Simply put, the are two only reasons children get cavities in their baby teeth:
1. Not brushing well enough or long enough
2. Eating and drinking too much sugar
Obviously, this topic is more complicated than this, though.In hopes of providing a simple blueprint, I would like to explain how best to take care of children’s teeth.
· Brush their teeth. For two minutes. Twice a day. Every day.
o First thing in the morning. Last thing at night. No excuses.
- A power toothbrush like Sonicare removes more cavity-causing plaque
- Bottles should never be left in a baby’s crib. This can cause large cavities on front teeth.
o Children are not usually coordinated enough to adequately brush all the surfaces of all their teeth until they are 7 or 8
- Let them pretend to brush, but follow up.Especially on their back teeth.
o Start brushing their teeth as soon as they erupt into the mouth
o Use fluoridated children’s toothpaste, no matter the age
- If they cannot spit out the toothpaste, only use an amount the size of a grain of rice or a “smear” on the bristles
· Limit their exposure to sugary foods and drinks.
o Cavity formation is more about the time exposure to sugar than the amount of sugar
o Nothing between meals with over 10g of sugar/serving
- These rules also apply if they’re at school, daycare, babysitter’s, nanny’s, grandparents’ or the ex-spouse’s house (send them a link to this article)
o If they have something sugary at meal time, just make sure they have water or a low sugar drink to wash it away
o Sugary drinks include sports drinks and juices,not just soda
- You can read more about this topic here: https://mooredentallewiscenter.com/articles/ask-a-dentist-are-sports-drinks-as-bad-as-soft-drinks
· That’s it! Although there are some other tips that can help
- Once a child is old enough to spit into the sink, have them rinse with a fluoridated kids’ mouth rinse twice per day
- Have a fluoride varnish applied at all dental and pediatrician appointments
- Avoid reverse osmosis bottled water, which contains no fluoride

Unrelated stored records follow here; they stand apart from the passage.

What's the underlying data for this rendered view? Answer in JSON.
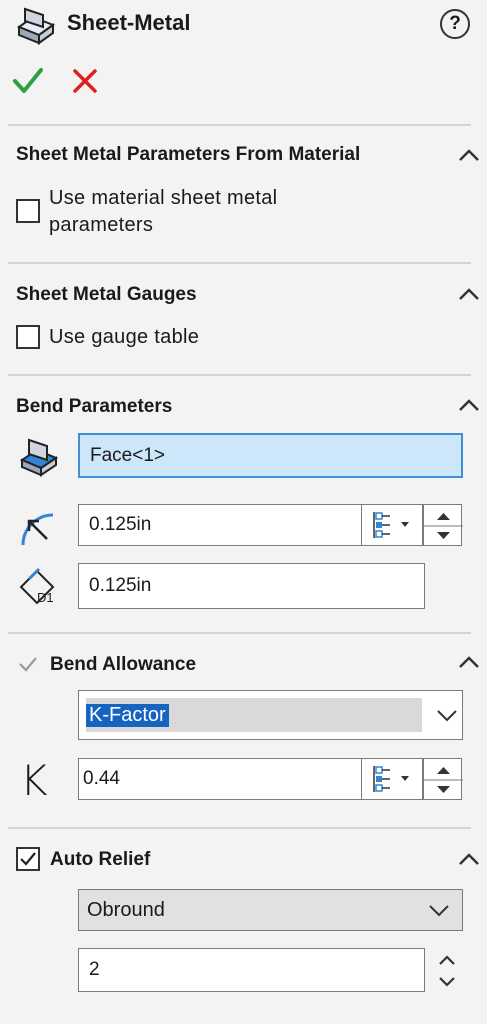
{
  "header": {
    "title": "Sheet-Metal",
    "help_label": "?"
  },
  "actions": {
    "ok_icon": "green-checkmark-icon",
    "cancel_icon": "red-x-icon"
  },
  "sections": {
    "material": {
      "title": "Sheet Metal Parameters From Material",
      "checkbox_label_line1": "Use material sheet metal",
      "checkbox_label_line2": "parameters",
      "checked": false
    },
    "gauges": {
      "title": "Sheet Metal Gauges",
      "checkbox_label": "Use gauge table",
      "checked": false
    },
    "bend_params": {
      "title": "Bend Parameters",
      "face_value": "Face<1>",
      "radius_value": "0.125in",
      "thickness_value": "0.125in"
    },
    "bend_allowance": {
      "title": "Bend Allowance",
      "enabled_checked": true,
      "type_value": "K-Factor",
      "k_symbol": "K",
      "k_value": "0.44"
    },
    "auto_relief": {
      "title": "Auto Relief",
      "checked": true,
      "type_value": "Obround",
      "ratio_value": "2"
    }
  },
  "colors": {
    "accent_blue": "#3f8fd2",
    "selected_field_bg": "#cce6fa",
    "ok_green": "#2ea043",
    "cancel_red": "#e02020"
  }
}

- Once your child’s 6-year and 12-year permanent molars erupt, have sealants placed into the tiny grooves and pits of these teeth
- Sealants “seal out” food and plaque, reducing the risk of decay and are quick and comfortable to apply (no needles needed)
- All permanent teeth should be flossed once everyday
- The deeper, more sensitive cavities form between teeth and are the result of the combination of not flossing and exposure to sugary drinks and foods
o The right tools
- All of the products we recommend for taking care of our patients’ teeth can be found at https://www.amazon.com/shop/mooredentalatlewis
I am confident that if the advice in this article is strictly followed, you can avoid cavities in your children’s teeth. Of course,certain factors like genetic conditions and developmental irregularities can contribute to oral health issues as well. While regular dental cleanings and exams are vitally important in the prevention of any oral health issues, cavity prevention takes place during the other 363 days or so each year that children are not at the dentist.
Cheers to dental health,
Dr. Cliff Moore